Component data from apps and pages
━━━━━━━━━━
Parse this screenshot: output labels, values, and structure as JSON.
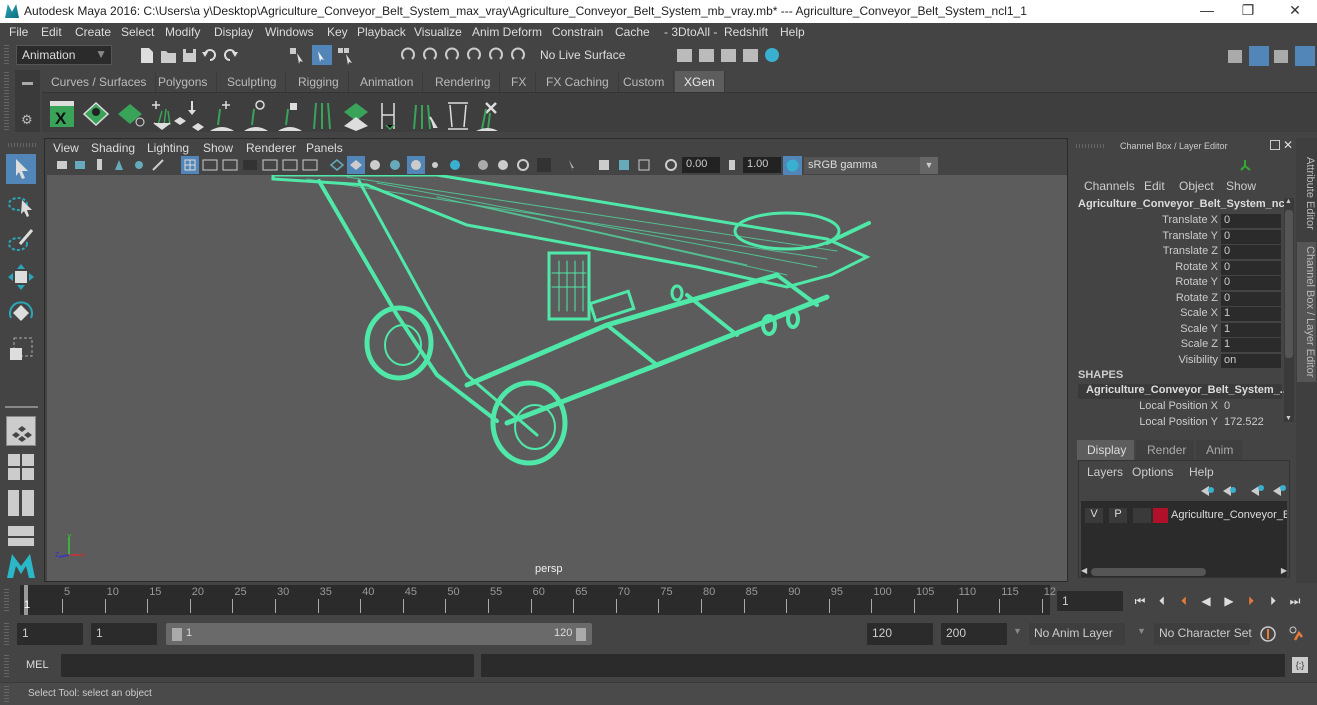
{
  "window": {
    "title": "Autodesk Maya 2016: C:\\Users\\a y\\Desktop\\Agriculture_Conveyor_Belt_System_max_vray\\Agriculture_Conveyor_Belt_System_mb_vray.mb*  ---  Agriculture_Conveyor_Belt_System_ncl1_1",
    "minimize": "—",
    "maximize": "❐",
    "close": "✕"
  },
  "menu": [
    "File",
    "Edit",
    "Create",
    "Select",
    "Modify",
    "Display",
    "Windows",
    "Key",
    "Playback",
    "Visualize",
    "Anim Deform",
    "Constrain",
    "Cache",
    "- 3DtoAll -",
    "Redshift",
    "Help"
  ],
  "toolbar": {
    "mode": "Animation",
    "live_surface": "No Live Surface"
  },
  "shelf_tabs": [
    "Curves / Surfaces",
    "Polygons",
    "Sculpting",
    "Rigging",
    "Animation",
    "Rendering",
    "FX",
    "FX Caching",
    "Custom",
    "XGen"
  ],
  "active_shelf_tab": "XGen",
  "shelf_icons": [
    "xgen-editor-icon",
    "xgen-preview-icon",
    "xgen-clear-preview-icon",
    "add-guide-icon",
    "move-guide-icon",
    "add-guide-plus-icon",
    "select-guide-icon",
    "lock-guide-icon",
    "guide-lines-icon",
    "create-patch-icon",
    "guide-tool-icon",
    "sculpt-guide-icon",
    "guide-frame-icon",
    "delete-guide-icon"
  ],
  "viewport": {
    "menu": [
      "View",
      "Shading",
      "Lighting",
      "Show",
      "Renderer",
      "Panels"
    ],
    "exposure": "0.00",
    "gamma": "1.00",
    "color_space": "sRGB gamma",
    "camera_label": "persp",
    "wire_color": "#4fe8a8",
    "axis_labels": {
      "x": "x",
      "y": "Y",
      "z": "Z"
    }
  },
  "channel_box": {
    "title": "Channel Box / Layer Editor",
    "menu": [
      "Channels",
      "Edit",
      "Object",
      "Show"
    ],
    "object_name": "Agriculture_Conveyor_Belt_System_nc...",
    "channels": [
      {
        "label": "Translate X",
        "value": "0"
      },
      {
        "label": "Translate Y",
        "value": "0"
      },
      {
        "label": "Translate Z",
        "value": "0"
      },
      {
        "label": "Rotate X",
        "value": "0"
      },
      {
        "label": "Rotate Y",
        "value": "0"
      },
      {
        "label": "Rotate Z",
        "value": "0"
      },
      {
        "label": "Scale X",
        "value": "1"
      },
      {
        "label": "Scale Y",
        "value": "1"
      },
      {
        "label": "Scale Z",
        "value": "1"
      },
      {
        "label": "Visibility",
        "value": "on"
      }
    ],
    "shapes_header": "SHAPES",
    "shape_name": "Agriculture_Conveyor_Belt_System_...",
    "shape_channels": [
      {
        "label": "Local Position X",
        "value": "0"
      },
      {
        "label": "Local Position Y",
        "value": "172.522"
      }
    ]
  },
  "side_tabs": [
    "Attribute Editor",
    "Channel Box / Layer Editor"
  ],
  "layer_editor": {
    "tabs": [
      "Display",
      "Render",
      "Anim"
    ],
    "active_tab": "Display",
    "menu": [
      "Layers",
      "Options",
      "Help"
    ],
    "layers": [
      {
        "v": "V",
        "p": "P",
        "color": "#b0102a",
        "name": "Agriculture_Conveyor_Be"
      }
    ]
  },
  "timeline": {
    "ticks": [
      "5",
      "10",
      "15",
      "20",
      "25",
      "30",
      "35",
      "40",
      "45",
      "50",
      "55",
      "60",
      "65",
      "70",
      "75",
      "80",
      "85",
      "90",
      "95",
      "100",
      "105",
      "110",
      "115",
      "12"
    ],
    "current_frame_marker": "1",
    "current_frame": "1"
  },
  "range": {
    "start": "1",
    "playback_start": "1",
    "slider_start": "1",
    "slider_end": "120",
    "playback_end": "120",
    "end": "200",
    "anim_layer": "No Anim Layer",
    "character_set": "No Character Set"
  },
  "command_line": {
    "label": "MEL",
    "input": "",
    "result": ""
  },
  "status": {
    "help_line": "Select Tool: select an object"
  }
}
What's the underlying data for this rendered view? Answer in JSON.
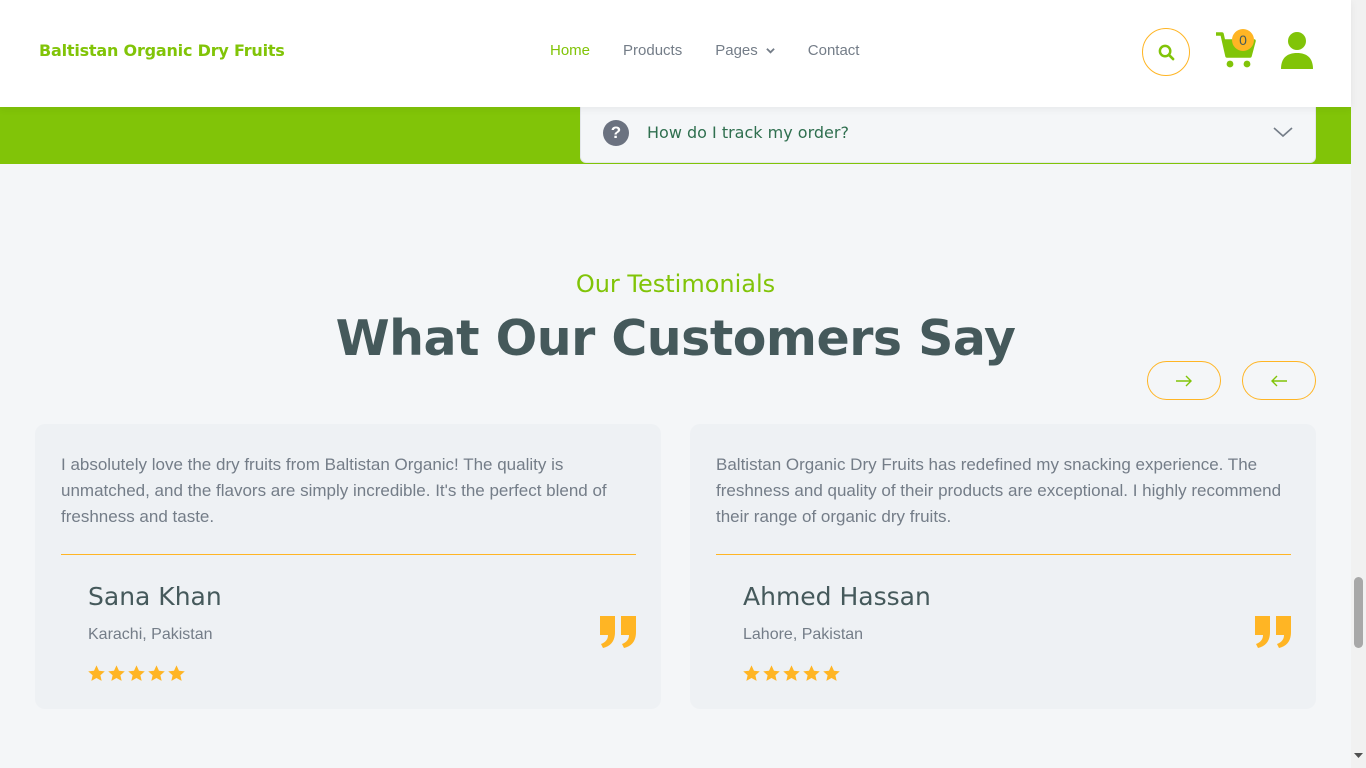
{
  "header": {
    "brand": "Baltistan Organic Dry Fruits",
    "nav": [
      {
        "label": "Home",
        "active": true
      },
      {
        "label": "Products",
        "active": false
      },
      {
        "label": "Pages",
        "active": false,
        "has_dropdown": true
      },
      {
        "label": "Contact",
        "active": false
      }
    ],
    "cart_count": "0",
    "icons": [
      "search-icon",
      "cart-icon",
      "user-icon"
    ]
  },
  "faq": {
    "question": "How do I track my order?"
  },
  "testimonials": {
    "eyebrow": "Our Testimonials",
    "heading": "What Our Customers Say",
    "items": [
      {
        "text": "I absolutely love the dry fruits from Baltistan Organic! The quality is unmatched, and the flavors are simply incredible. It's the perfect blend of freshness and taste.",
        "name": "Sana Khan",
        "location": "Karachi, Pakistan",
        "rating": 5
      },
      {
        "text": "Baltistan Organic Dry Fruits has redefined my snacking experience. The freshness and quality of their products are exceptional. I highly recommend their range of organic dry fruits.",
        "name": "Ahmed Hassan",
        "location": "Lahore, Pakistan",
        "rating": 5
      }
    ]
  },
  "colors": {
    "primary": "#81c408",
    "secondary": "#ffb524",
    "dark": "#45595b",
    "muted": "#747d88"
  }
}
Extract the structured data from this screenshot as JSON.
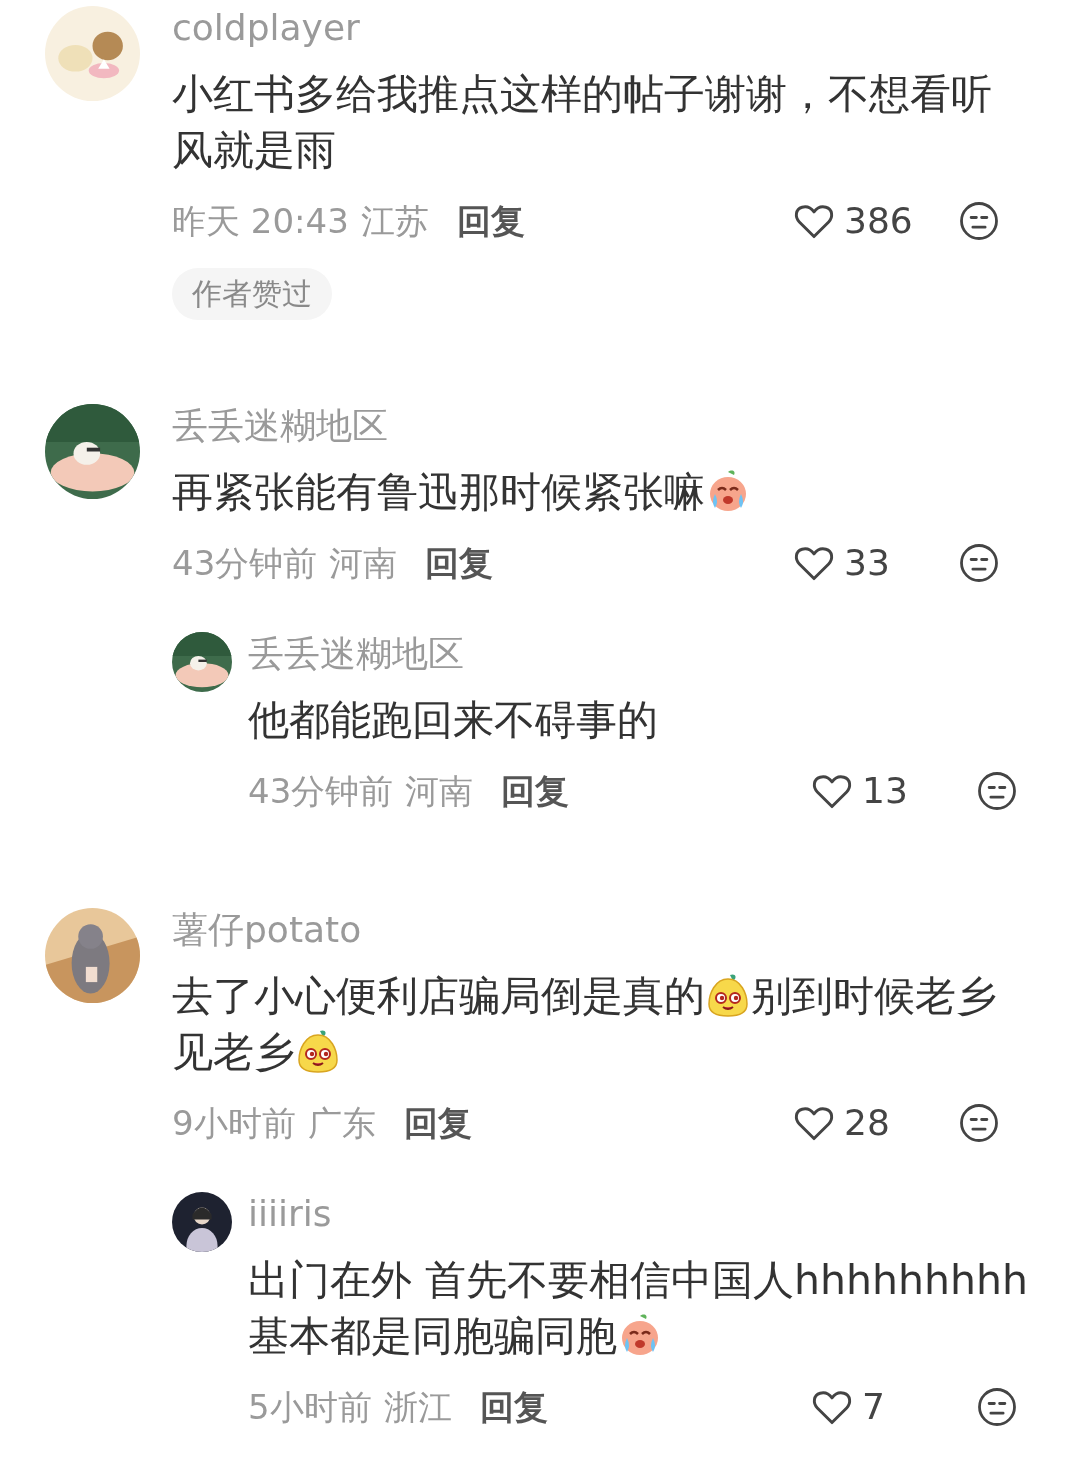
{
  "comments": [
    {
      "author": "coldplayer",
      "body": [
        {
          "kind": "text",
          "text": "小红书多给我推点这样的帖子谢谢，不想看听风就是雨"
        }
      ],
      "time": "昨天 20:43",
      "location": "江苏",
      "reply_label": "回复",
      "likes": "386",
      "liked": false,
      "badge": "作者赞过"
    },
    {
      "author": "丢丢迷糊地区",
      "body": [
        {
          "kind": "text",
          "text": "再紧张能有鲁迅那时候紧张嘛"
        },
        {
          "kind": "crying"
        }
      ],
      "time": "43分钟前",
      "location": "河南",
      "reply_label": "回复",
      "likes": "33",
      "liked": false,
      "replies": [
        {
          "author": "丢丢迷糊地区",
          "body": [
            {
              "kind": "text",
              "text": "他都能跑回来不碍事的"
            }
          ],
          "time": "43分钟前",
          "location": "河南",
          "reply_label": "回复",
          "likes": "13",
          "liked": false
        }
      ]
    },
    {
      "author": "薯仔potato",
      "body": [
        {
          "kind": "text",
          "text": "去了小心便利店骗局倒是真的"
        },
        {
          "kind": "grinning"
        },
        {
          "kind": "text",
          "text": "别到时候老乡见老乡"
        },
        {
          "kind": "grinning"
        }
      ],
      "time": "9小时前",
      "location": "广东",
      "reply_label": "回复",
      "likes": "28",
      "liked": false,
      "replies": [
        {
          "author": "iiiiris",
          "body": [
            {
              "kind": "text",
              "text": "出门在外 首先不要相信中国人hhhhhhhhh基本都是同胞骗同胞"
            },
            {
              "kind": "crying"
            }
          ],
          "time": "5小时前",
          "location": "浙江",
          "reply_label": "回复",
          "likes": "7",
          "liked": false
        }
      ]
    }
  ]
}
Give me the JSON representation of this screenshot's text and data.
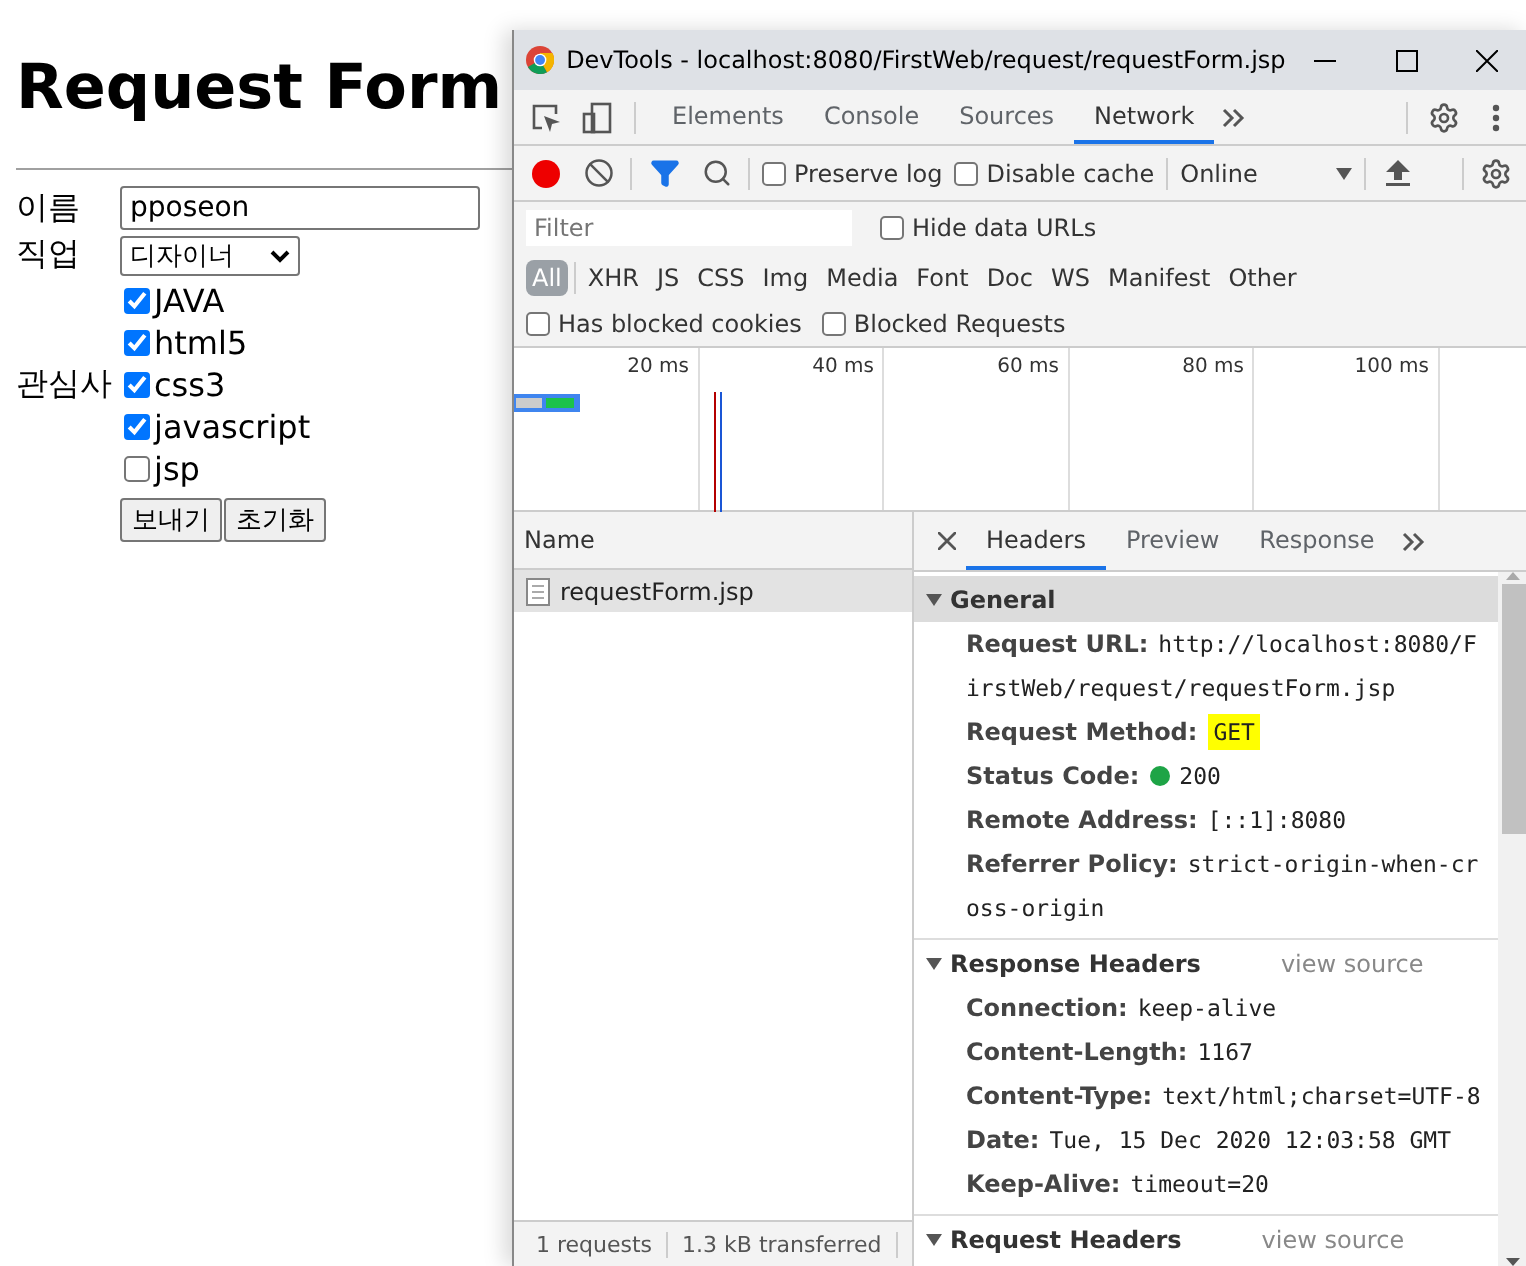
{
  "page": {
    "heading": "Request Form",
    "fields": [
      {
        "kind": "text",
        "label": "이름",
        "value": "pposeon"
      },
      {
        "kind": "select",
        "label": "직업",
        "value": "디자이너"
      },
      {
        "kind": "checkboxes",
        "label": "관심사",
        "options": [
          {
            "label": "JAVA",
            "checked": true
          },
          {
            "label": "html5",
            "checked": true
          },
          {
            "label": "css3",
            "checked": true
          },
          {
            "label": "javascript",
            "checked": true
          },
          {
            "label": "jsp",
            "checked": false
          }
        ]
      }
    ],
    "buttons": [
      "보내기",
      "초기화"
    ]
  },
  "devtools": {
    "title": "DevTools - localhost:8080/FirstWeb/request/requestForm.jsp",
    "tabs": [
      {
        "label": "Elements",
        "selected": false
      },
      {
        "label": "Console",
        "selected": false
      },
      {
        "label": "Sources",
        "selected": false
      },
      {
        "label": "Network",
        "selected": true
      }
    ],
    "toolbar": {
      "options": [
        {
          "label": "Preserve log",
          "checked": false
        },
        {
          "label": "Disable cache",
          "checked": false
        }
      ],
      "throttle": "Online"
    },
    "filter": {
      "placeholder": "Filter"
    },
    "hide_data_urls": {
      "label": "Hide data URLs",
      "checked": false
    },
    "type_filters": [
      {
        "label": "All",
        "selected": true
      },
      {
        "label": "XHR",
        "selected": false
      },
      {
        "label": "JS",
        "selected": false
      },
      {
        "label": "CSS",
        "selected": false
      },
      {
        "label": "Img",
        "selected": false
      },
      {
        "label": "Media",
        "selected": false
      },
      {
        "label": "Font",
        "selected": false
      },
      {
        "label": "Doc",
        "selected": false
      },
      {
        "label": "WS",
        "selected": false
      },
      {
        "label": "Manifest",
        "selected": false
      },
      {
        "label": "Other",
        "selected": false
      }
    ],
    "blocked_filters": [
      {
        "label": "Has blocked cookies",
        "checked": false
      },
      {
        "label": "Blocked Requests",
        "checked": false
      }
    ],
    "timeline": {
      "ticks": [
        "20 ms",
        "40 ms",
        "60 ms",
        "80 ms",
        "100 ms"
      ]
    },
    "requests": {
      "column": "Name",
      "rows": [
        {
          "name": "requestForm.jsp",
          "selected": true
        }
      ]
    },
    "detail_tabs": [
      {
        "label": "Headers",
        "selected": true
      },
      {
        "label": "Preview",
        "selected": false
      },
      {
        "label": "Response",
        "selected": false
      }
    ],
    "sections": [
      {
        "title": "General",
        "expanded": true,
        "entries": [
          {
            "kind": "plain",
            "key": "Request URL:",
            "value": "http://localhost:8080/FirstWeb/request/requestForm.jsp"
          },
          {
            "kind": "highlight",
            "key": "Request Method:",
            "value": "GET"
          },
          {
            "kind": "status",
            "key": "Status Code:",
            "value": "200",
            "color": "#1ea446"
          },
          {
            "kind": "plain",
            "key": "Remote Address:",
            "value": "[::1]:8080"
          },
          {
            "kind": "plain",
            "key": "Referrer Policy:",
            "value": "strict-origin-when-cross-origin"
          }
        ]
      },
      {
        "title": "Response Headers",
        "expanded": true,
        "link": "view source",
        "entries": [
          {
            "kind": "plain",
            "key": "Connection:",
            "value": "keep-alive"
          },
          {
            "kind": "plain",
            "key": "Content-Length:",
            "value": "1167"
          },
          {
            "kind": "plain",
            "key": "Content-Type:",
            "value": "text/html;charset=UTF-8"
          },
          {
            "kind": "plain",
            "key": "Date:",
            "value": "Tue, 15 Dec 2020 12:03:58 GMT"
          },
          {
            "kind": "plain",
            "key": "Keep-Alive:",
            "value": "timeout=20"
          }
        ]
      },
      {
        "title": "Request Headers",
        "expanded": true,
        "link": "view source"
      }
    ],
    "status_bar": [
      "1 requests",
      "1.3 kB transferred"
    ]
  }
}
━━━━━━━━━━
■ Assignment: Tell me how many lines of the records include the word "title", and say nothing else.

■ Result of the task: 6